*** EXTRACTED MATERIAL ***
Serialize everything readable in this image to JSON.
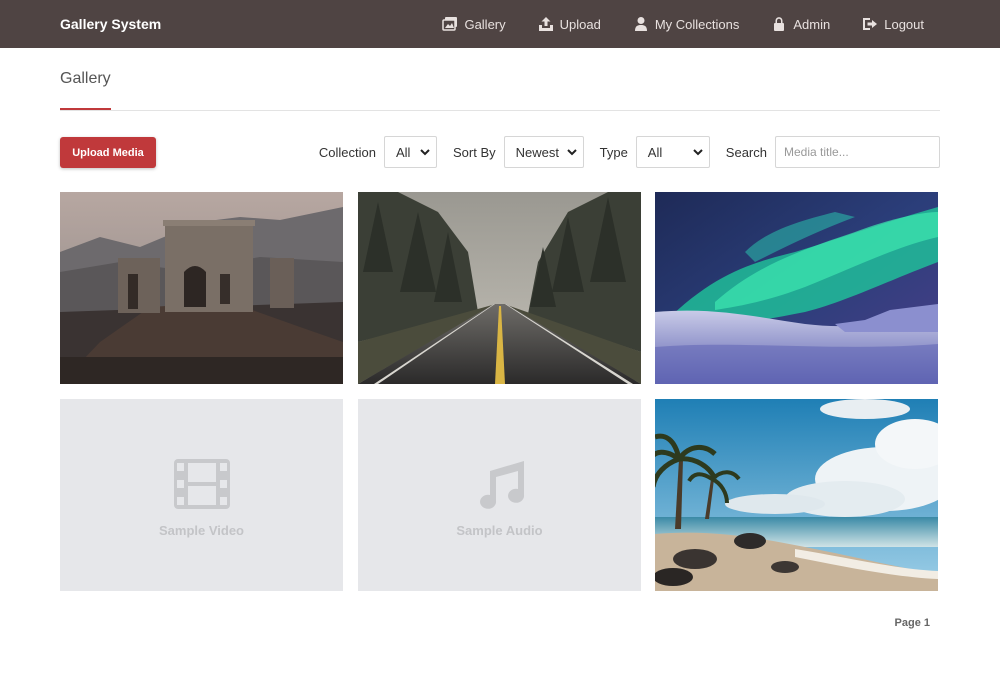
{
  "navbar": {
    "brand": "Gallery System",
    "links": [
      {
        "label": "Gallery",
        "icon": "images-icon"
      },
      {
        "label": "Upload",
        "icon": "upload-icon"
      },
      {
        "label": "My Collections",
        "icon": "user-icon"
      },
      {
        "label": "Admin",
        "icon": "lock-icon"
      },
      {
        "label": "Logout",
        "icon": "logout-icon"
      }
    ]
  },
  "page": {
    "title": "Gallery"
  },
  "toolbar": {
    "upload_label": "Upload Media",
    "collection_label": "Collection",
    "collection_value": "All",
    "sort_label": "Sort By",
    "sort_value": "Newest",
    "type_label": "Type",
    "type_value": "All",
    "search_label": "Search",
    "search_placeholder": "Media title..."
  },
  "gallery": {
    "items": [
      {
        "kind": "image",
        "scene": "ruins"
      },
      {
        "kind": "image",
        "scene": "forest-road"
      },
      {
        "kind": "image",
        "scene": "aurora"
      },
      {
        "kind": "video",
        "label": "Sample Video",
        "icon": "film-icon"
      },
      {
        "kind": "audio",
        "label": "Sample Audio",
        "icon": "music-note-icon"
      },
      {
        "kind": "image",
        "scene": "beach"
      }
    ]
  },
  "pagination": {
    "label": "Page 1"
  },
  "colors": {
    "navbar": "#4f4443",
    "accent": "#c0393b",
    "placeholder": "#e6e7ea"
  }
}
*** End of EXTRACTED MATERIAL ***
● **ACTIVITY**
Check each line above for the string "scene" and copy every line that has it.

● **PROBLEM SOLUTION**
        "scene": "ruins"
        "scene": "forest-road"
        "scene": "aurora"
        "scene": "beach"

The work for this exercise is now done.